Mention sleep in our modern world and people tend to associate those people getting less sleep, as productive and hardworking. On the other side of the coin, laziness and a lack of motivation is associated with sleeping longer.
However, recent studies about sleep deprivation correlate a lack of sleep with weight gain and other health ailments. Many studies demonstrate quality sleep is a key factor to living a healthier, longer life.
Let’s take a look at what happens when you don’t get an adequate amount of sleep. For most adults this is between 7 and 8 hours a night of quality sleep every night.
Eating – More or Less?
More studies are showing that the less we sleep, the more we eat. Of course, this works against weight loss efforts! When we don’t get enough sleep, our bodies initiate hormonal changes to rectify the imbalance. These imbalances cause a shift in hormone production that causes us to feel less satisfied.
The production of hormones that promote hunger, like grehlin, are increased when we receive less sleep. Grehlin stimulates hunger. It also reduces the amount of calories we burn and increases the rate in which our bodies store fat.
Sleep deprivation has also been shown to lead to higher endocannabinoid levels in the body. This has been demonstrated to increase our appetite. Not only do we eat more food, but our metabolism becomes ‘groggy’.
A slower metabolism leads to slower uptake of the required proteins and vitamins that the body requires. In one study, participants who got inadequate sleep (5.5 hours) versus those who got 8.5 hours, experienced 55% less fat loss.
The number of hours you sleep will also determine what you eat. When we experience as little as one night of sleep deprivation, we experience impaired activity in our frontal lobe – which controls complex decision making. Similar to being intoxicated, we lose the ability to make sound, complex decisions.
The effect inadequate sleep has is the reduction of mental clarity. To be more biologically adept, the Amygdala which is the reward center of the brain experiences increased activity with less sleep. Less sleep means that you are unable to fight food cravings particularly for high-carb snacks.
A lack of sleep leads to us feeling hungry, eating using bigger portions and making poor choices with our diet.
Healthy Body Function
After just one week of inadequate sleep, our body’s ability to efficiently use insulin is reduced. When your body correctly processes insulin, fat cells will remove fatty acids from the blood stream and prevent their storage in other areas of the body.
Alternatively, more insulin in our blood means more fat moving around in your bloodstream. This is not good. The fat gets stored in other tissues like our liver. Less sleep also makes us more susceptible to disease.

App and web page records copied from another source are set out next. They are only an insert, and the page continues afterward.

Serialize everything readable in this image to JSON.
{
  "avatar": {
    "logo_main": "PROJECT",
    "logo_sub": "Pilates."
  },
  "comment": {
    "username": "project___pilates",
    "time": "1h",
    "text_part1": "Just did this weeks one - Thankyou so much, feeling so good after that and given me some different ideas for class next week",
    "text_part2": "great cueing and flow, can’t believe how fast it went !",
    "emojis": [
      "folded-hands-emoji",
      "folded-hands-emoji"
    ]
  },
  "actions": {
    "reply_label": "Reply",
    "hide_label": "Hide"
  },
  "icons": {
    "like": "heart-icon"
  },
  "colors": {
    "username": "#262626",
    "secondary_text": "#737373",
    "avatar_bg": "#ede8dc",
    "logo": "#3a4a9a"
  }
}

The body’s immunity is weakened since the body is not functioning at optimal capacity. Diseases such as diabetes, cancer and hyperthyroidism can result from sleep deprivation.

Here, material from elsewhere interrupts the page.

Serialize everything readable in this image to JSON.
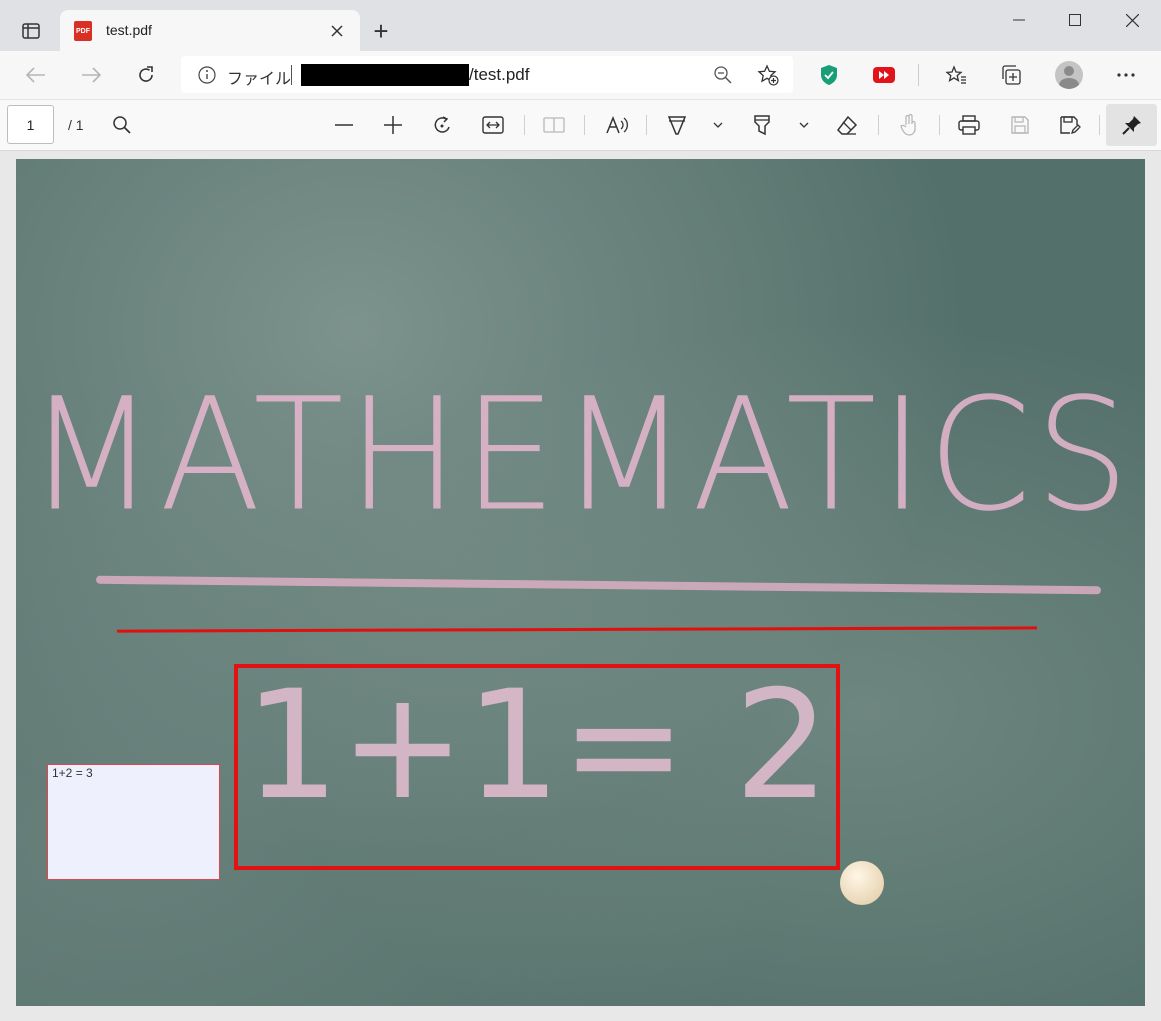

Muscle & Performance
A study completed by Brazilian scientists has shown that sleep deprivation reduces your body’s ability to make muscle. In extreme cases, lack of sleep may actually lead to muscle loss.
Human growth hormone helps repair our muscles and promote growing when we are maturing. When we sleep, naturally occurring human growth hormone is released in our bodies. In fact, scientists estimate 70% of human growth hormone is released while we sleep.

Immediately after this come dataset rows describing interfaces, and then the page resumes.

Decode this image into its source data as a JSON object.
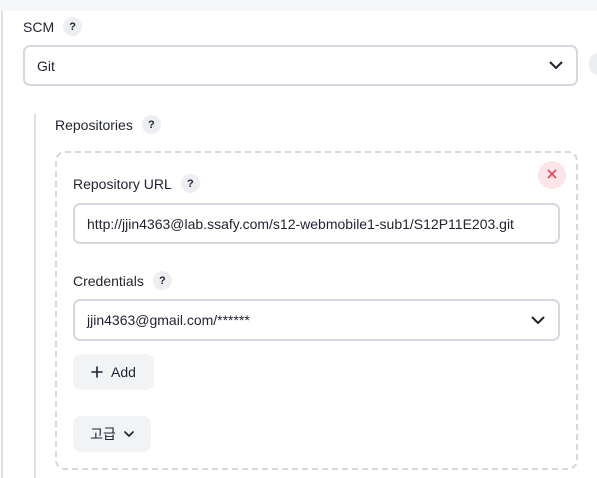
{
  "scm": {
    "label": "SCM",
    "help_glyph": "?",
    "selected": "Git"
  },
  "repositories": {
    "label": "Repositories",
    "help_glyph": "?"
  },
  "repository": {
    "url_label": "Repository URL",
    "url_help_glyph": "?",
    "url_value": "http://jjin4363@lab.ssafy.com/s12-webmobile1-sub1/S12P11E203.git",
    "credentials_label": "Credentials",
    "credentials_help_glyph": "?",
    "credentials_selected": "jjin4363@gmail.com/******",
    "add_label": "Add",
    "advanced_label": "고급"
  },
  "icons": {
    "help": "question-mark-icon",
    "dropdown": "chevron-down-icon",
    "remove": "close-icon",
    "add": "plus-icon"
  },
  "colors": {
    "border": "#d5d8de",
    "close_bg": "#fde4e8",
    "close_x": "#e0435a",
    "button_bg": "#f2f3f5",
    "help_bg": "#eceef2"
  }
}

What’s It All Mean?
It seems clear by the research sleep matters if you’re concerned about losing or maintaining a healthy weight. Lack of sleep makes our bodies react with various hormonal changes that can mean increased appetite and a slower metabolism. Add to that, if we’re tired, we often tend to have less resistance to sugary or fatty foods, and our bodies produce less growth hormone, meaning less muscle mass, and it’s a quadruple whammy – so to speak.
So, get the sleep you need. If we can help let us know. Our mattresses have helped a lot of people get a better night’s sleep. And that’s all right.